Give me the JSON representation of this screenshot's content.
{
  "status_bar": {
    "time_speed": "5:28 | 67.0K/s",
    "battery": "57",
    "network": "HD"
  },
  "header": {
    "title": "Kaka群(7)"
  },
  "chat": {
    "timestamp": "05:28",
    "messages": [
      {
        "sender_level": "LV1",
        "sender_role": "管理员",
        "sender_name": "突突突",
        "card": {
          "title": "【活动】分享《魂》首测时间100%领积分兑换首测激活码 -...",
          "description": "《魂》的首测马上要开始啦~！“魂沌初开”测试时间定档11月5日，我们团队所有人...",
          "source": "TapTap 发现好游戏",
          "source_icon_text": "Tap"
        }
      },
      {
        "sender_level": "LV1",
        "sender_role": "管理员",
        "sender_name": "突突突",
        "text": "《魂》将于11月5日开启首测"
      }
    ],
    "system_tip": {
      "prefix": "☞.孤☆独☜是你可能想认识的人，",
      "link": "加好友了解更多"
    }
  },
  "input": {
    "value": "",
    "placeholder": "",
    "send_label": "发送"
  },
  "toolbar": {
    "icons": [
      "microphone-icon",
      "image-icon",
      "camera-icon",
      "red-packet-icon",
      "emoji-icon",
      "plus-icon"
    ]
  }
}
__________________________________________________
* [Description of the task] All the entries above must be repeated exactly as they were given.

* [Exercise response]
Give me the JSON representation of this screenshot's content.
{
  "status_bar": {
    "time_speed": "5:28 | 67.0K/s",
    "battery": "57",
    "network": "HD"
  },
  "header": {
    "title": "Kaka群(7)"
  },
  "chat": {
    "timestamp": "05:28",
    "messages": [
      {
        "sender_level": "LV1",
        "sender_role": "管理员",
        "sender_name": "突突突",
        "card": {
          "title": "【活动】分享《魂》首测时间100%领积分兑换首测激活码 -...",
          "description": "《魂》的首测马上要开始啦~！“魂沌初开”测试时间定档11月5日，我们团队所有人...",
          "source": "TapTap 发现好游戏",
          "source_icon_text": "Tap"
        }
      },
      {
        "sender_level": "LV1",
        "sender_role": "管理员",
        "sender_name": "突突突",
        "text": "《魂》将于11月5日开启首测"
      }
    ],
    "system_tip": {
      "prefix": "☞.孤☆独☜是你可能想认识的人，",
      "link": "加好友了解更多"
    }
  },
  "input": {
    "value": "",
    "placeholder": "",
    "send_label": "发送"
  },
  "toolbar": {
    "icons": [
      "microphone-icon",
      "image-icon",
      "camera-icon",
      "red-packet-icon",
      "emoji-icon",
      "plus-icon"
    ]
  }
}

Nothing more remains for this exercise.